Hereditary chiefs for the Gitanyow and Gitwilgyoots filed for judicial reviews of the Canadian Environmental Assessment Agency’s (CEAA) approval of the project, which includes an $11 billion LNG plant on Lelu Island.
The Gitwilgyoots tribe claims they were not properly consulted. They also say the elected band council for the Lax Kw’alaams, which represents nine tribes, including the Gitwilgyoots, have no authority to support the project.
Meanwhile, the Skeena Wild Conservation group also filed for a judicial review that challenges the CEAA and Department of Fisheries and Oceans conclusions that the plant can be built with minimal impact on fish habitat.
The total cost of building the PNW LNG plant and associated pipelines has been estimated at around $18 billion to $19 billion. That’s in addition to the roughly $8 billion it has already spent in upstream natural gas assets.
One of the court’s first order of business may be deciding if the hereditary chiefs are the proper representatives of their people.
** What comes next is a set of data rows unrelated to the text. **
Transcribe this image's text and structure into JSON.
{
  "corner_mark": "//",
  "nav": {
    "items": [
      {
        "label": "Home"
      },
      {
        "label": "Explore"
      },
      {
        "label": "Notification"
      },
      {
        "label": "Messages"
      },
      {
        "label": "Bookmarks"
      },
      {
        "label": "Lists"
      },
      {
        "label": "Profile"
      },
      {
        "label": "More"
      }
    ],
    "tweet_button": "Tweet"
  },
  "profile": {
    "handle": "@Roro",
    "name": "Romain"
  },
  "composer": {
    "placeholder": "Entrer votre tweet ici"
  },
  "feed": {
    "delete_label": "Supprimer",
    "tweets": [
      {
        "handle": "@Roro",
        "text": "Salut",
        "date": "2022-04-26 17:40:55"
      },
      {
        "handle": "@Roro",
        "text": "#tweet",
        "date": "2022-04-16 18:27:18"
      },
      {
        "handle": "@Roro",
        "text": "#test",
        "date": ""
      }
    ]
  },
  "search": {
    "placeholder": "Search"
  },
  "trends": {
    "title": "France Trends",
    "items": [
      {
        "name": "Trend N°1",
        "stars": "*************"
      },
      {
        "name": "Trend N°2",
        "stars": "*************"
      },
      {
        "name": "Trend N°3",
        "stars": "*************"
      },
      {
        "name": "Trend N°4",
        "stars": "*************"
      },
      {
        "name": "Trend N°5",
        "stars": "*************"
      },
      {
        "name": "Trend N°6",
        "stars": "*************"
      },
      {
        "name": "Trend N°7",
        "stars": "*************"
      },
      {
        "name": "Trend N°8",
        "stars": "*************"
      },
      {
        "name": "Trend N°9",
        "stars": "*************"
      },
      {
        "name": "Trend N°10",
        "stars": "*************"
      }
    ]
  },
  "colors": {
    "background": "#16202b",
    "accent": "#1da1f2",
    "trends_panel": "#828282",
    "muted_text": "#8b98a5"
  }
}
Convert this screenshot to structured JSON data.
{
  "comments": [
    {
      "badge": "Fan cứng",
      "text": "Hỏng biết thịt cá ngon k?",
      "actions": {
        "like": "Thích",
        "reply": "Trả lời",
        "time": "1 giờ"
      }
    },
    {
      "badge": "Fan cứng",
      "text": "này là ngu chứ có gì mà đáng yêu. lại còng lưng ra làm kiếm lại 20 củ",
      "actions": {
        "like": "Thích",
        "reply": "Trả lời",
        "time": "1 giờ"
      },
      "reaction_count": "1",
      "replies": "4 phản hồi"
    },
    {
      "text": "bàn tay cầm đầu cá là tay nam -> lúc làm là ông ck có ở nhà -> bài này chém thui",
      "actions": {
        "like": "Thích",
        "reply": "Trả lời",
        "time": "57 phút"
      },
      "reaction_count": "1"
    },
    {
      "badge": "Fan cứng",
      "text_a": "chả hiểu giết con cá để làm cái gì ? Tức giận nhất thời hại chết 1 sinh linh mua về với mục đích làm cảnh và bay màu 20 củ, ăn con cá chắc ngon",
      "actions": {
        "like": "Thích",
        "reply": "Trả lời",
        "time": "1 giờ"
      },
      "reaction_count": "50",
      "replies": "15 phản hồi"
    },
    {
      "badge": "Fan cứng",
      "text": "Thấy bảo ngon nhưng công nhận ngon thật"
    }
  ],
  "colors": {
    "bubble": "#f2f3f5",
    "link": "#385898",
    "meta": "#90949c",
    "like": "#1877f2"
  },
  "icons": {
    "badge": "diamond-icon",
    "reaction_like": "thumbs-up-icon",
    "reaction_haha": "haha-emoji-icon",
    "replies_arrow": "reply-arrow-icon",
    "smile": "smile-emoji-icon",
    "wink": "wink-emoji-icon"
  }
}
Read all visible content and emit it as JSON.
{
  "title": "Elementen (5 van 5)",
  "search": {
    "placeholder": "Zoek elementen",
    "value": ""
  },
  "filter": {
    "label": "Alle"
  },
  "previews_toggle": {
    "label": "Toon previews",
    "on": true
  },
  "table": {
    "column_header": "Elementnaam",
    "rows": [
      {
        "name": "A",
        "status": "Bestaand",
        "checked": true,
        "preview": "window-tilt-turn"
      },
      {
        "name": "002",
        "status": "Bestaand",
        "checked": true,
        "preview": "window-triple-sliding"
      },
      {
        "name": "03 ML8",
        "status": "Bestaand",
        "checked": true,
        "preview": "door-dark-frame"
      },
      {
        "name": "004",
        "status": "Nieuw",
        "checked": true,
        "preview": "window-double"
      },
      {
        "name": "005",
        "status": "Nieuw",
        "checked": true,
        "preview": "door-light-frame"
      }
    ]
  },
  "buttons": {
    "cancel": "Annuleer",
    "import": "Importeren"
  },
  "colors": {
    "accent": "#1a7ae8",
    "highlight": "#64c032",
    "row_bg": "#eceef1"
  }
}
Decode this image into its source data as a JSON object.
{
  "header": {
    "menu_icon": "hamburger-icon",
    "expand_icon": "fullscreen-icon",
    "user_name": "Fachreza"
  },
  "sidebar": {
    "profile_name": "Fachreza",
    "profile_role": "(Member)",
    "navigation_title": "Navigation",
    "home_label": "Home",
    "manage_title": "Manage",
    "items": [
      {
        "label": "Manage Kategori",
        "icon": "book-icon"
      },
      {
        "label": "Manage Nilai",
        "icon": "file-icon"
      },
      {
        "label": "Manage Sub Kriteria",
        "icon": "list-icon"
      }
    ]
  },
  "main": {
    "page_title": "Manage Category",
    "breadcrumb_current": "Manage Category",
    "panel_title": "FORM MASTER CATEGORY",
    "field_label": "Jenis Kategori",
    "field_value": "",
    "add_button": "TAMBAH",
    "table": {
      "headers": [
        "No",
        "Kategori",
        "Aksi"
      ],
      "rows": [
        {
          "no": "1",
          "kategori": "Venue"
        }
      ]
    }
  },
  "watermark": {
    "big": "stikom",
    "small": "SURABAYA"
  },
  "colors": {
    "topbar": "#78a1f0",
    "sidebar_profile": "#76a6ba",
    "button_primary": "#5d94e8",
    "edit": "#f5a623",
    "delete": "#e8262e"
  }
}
The Gitwilgyoots, which claims Lelu Island as their traditional territory. The elected Lax Kw’alaams band council originally rejected the project, along with a $1.1 billion benefits package.
But after a change in leadership, the Lax Kw’alaams changed its position somewhat. In a letter to the federal environment minister, the elected council said that, if the project should go forward, it could support it, provided certain conditions are met.
Chief Yahaan (Don Wesley), a hereditary chief of the Gitwilgyoots, said at a press conference outside Federal Court that the Lax Kw’alaams elected band council has no authority over Lelu Island.
“The new council, they deemed that they could go out and take tribal territory and use the territory at their own discretion for oil and gas,” he said. “Our elected band council, their only jurisdiction is on reserves. Outside that jurisdiction belongs to the tribes. So we’re knocking heads with our local council.”
Robin Junger, a lawyer specializing in First Nations and environmental law, agrees that, generally speaking, elected band council authority extends only to land and governance issues with respect to Indian reserves, not traditional territory, most of which in B.C. is unceded.
“The entity that represents aboriginal groups on rights and title is determined by the collectivity itself. It’s not based on the Indian Act.”
Greg Knox, executive director for Skeena Wild, said the federal environment minister’s approval of the project was flawed.
“We have evidence to show that the Canadian Environmental Assessment Agency failed to provide solid information to both the minister of environment and to the federal cabinet to make an informed decision on this project,” he said.
He added the environmental review failed to do a cumulative climate change impact assessment.
Should the courts not side with the hereditary chiefs, Stewart Phillip, grand chief of the Union of B.C. Indian Chiefs, suggested there could be direct action by First Nations. He cited the blockades that have taken place at Standing Rock in North Dakota, where the Sioux are protesting a pipeline, as an example.
“If we cannot rely the courts to defend our land and indigenous rights, then we will have to do that ourselves,” he said. “We cannot allow this project to proceed.”
Whether the court case will add delays to the PNW LNG project remains to be seen. A number of natural gas and LNG analysts say a final investment decision on major LNG projects around the world are not likely to be taken now until 2019, at the earliest.